What A-levels and what sixth form?
Hey. I've just finished year 10, so am starting year 11 this September. I know we don't have to decide our A-levels officially until next spring-ish, but my teachers have advised us to start thinking about it. I'm fairly even-footed with every subject, and am predicted to get A\A* for GCSE's. At the moment I'm thinking either:
1) English lit.
3) Religious Studies
4) Classics or Latin
Or a broader range:
1) English lit.
Which would give me a better footing in life? I think i'd probably find maths and physics more challenging, but I think that I'd be able to achieve high grades in both.
Also...about sixth form. (Btw sorry it's such a long question!). I could either stay at my comprehensive all-girls school, which although I love is not very academic. Or I could try and get into the grammar school nearby, which is mixed. Obviously this is much more academic, and is mixed also which is a bonus ;) However I am not sure about whether the top universities will see grammar students as identical copies of one another, and would going to my current school for sixth form help me stand out more?
Thank you! x
- LondonLv 48 years agoBest answer
I find myself very similar to you! I got 4A*s and 8As at GCSE, and also go to a comprehensive all-girls school which I love (just finished my AS levels in Year 12). Course choices at A-level really depend on what you want to do at university.

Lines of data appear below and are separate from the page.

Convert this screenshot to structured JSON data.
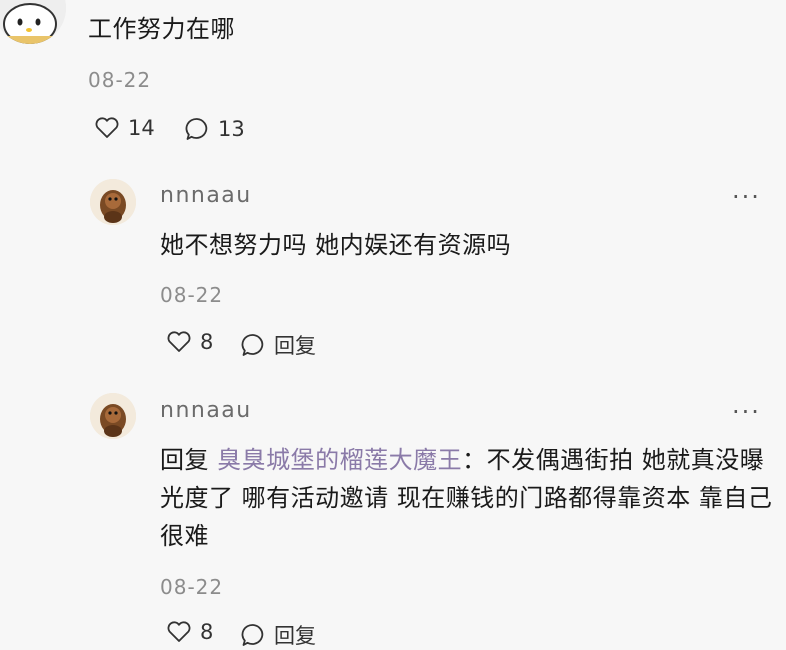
{
  "main_comment": {
    "text": "工作努力在哪",
    "date": "08-22",
    "likes": "14",
    "comments": "13"
  },
  "replies": [
    {
      "username": "nnnaau",
      "more": "···",
      "text": "她不想努力吗 她内娱还有资源吗",
      "date": "08-22",
      "likes": "8",
      "reply_label": "回复"
    },
    {
      "username": "nnnaau",
      "more": "···",
      "prefix": "回复 ",
      "mention": "臭臭城堡的榴莲大魔王",
      "text": "：不发偶遇街拍 她就真没曝光度了 哪有活动邀请 现在赚钱的门路都得靠资本 靠自己很难",
      "date": "08-22",
      "likes": "8",
      "reply_label": "回复"
    }
  ],
  "icons": {
    "like": "heart-outline-icon",
    "comment": "speech-bubble-icon",
    "more": "more-dots-icon"
  }
}
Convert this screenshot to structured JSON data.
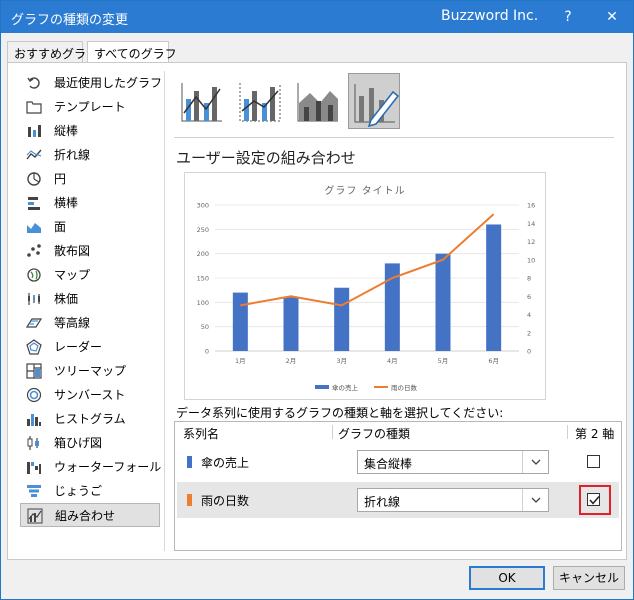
{
  "window": {
    "title": "グラフの種類の変更",
    "company": "Buzzword Inc.",
    "help": "?",
    "close": "✕"
  },
  "tabs": [
    {
      "label": "おすすめグラフ"
    },
    {
      "label": "すべてのグラフ"
    }
  ],
  "sidebar": {
    "items": [
      {
        "label": "最近使用したグラフ",
        "icon": "recent-icon"
      },
      {
        "label": "テンプレート",
        "icon": "folder-icon"
      },
      {
        "label": "縦棒",
        "icon": "column-chart-icon"
      },
      {
        "label": "折れ線",
        "icon": "line-chart-icon"
      },
      {
        "label": "円",
        "icon": "pie-chart-icon"
      },
      {
        "label": "横棒",
        "icon": "bar-chart-icon"
      },
      {
        "label": "面",
        "icon": "area-chart-icon"
      },
      {
        "label": "散布図",
        "icon": "scatter-chart-icon"
      },
      {
        "label": "マップ",
        "icon": "map-chart-icon"
      },
      {
        "label": "株価",
        "icon": "stock-chart-icon"
      },
      {
        "label": "等高線",
        "icon": "surface-chart-icon"
      },
      {
        "label": "レーダー",
        "icon": "radar-chart-icon"
      },
      {
        "label": "ツリーマップ",
        "icon": "treemap-icon"
      },
      {
        "label": "サンバースト",
        "icon": "sunburst-icon"
      },
      {
        "label": "ヒストグラム",
        "icon": "histogram-icon"
      },
      {
        "label": "箱ひげ図",
        "icon": "boxplot-icon"
      },
      {
        "label": "ウォーターフォール",
        "icon": "waterfall-icon"
      },
      {
        "label": "じょうご",
        "icon": "funnel-icon"
      },
      {
        "label": "組み合わせ",
        "icon": "combo-chart-icon"
      }
    ]
  },
  "section_title": "ユーザー設定の組み合わせ",
  "chart_data": {
    "type": "bar",
    "title": "グラフ タイトル",
    "categories": [
      "1月",
      "2月",
      "3月",
      "4月",
      "5月",
      "6月"
    ],
    "series": [
      {
        "name": "傘の売上",
        "type": "bar",
        "axis": "primary",
        "color": "#4472c4",
        "values": [
          120,
          110,
          130,
          180,
          200,
          260
        ]
      },
      {
        "name": "雨の日数",
        "type": "line",
        "axis": "secondary",
        "color": "#ed7d31",
        "values": [
          5,
          6,
          5,
          8,
          10,
          15
        ]
      }
    ],
    "y_left_ticks": [
      "0",
      "50",
      "100",
      "150",
      "200",
      "250",
      "300"
    ],
    "y_right_ticks": [
      "0",
      "2",
      "4",
      "6",
      "8",
      "10",
      "12",
      "14",
      "16"
    ],
    "ylim": [
      0,
      300
    ],
    "y2lim": [
      0,
      16
    ],
    "grid": true,
    "legend": "bottom"
  },
  "instruction": "データ系列に使用するグラフの種類と軸を選択してください:",
  "grid": {
    "col_series": "系列名",
    "col_type": "グラフの種類",
    "col_axis": "第 2 軸",
    "rows": [
      {
        "name": "傘の売上",
        "type": "集合縦棒",
        "color": "#4472c4",
        "secondary": false
      },
      {
        "name": "雨の日数",
        "type": "折れ線",
        "color": "#ed7d31",
        "secondary": true
      }
    ]
  },
  "buttons": {
    "ok": "OK",
    "cancel": "キャンセル"
  }
}
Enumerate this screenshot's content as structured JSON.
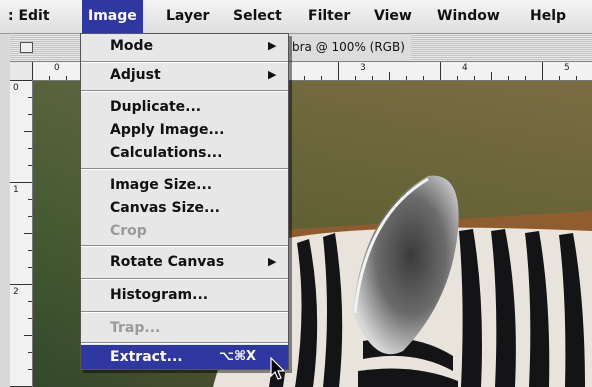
{
  "menubar": {
    "items": [
      {
        "label": ": Edit"
      },
      {
        "label": "Image"
      },
      {
        "label": "Layer"
      },
      {
        "label": "Select"
      },
      {
        "label": "Filter"
      },
      {
        "label": "View"
      },
      {
        "label": "Window"
      },
      {
        "label": "Help"
      }
    ]
  },
  "window": {
    "title": "bra @ 100% (RGB)"
  },
  "rulers": {
    "horizontal_labels": [
      "0",
      "1",
      "2",
      "3",
      "4",
      "5"
    ],
    "vertical_labels": [
      "0",
      "1",
      "2"
    ]
  },
  "image_menu": {
    "items": [
      {
        "label": "Mode",
        "submenu": true
      },
      {
        "label": "Adjust",
        "submenu": true
      },
      {
        "label": "Duplicate..."
      },
      {
        "label": "Apply Image..."
      },
      {
        "label": "Calculations..."
      },
      {
        "label": "Image Size..."
      },
      {
        "label": "Canvas Size..."
      },
      {
        "label": "Crop",
        "disabled": true
      },
      {
        "label": "Rotate Canvas",
        "submenu": true
      },
      {
        "label": "Histogram..."
      },
      {
        "label": "Trap...",
        "disabled": true
      },
      {
        "label": "Extract...",
        "shortcut": "⌥⌘X",
        "selected": true
      }
    ]
  },
  "icons": {
    "submenu_arrow": "triangle-right-icon",
    "cursor": "arrow-cursor-icon",
    "close_box": "close-box-icon"
  },
  "colors": {
    "menu_highlight": "#2f38a0",
    "menu_bg": "#e7e7e7",
    "disabled_text": "#9a9a9a"
  }
}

Some university courses won't even look at your application unless you study certain subjects at A-level. For example, I knew I wanted to do Optometry, which requires 2 sciences, so I made sure I chose to pick them.
If you're unsure at the moment what you'd want to do at university (which is understandable - it's a long way off for you!) then I would suggest the 2nd list of subjects you suggested. To be honest, I would have suggested this second list either way. Subjects such as Religious Studies and Classics are viewed as "soft" subjects by universities i.e. are not as hard as subjects such as Chemistry or Maths. This might put you at a disadvantage if you were to take 2 soft subjects.
However, in the 2nd list, all of the subjects are very strong and very academic. They also provide a wide range of skill and knowledge, which is great because it doesn't limit you, or make you "put all your eggs in one basket". Maths and Physics are fantastic choices to have together, and I regret not taking Maths because those who took both in my Physics class found they coped much better than I did, since the topics overlap.
I also took AS English, which I found lengthy and a bit difficult because our teacher left it up to us to do quite a lot of the work, and our theme was "aspects of narrative" which wasn't that interesting. But then again I suppose the quality of your course depends on your exam board and teachers anyway, so don't let me influence you too much, although I am dropping it in September (my other subject is Psychology which I LOVE, it's so fascinating, but viewed as a "softer" subject).
When it comes to sixth forms the choice can be quite pressurising I understand. At a grammar school you are more likely to have better teachers, more cooperative students etc, but the stress will be a lot more. Whereas if you stay at your current school, you will already know the staff, where everything is, and you will be able to approach your head of sixth form much easier, which is important if you encounter any problems or need any help. Your school will also need to write a reference about you for your university application, so if you're in their good books they'll have plenty to write about you, whereas at a new sixth form they'll struggle to write heaps, especially since the reference would be written just after knowing you for 1 year. Also, universities will recognise that "although we only went to comprehensive schools, we overcame the standards of a comprehensive school and still came out with good grades" (I hope that makes sense). It's harsh, but it's true. If a student from a grammar school gets A*A*A* I guess you can say that's expected. However if a student from a comprehensive school gets A*A*A* then that's even more impressive, because they're coming from a "less academic background".
Either way, you'll love studying A-levels wherever you go. They sure are harder than GCSEs, but if you put the work, effort and commitment into them, you'll breeze by. Have a great summer, and good luck! :)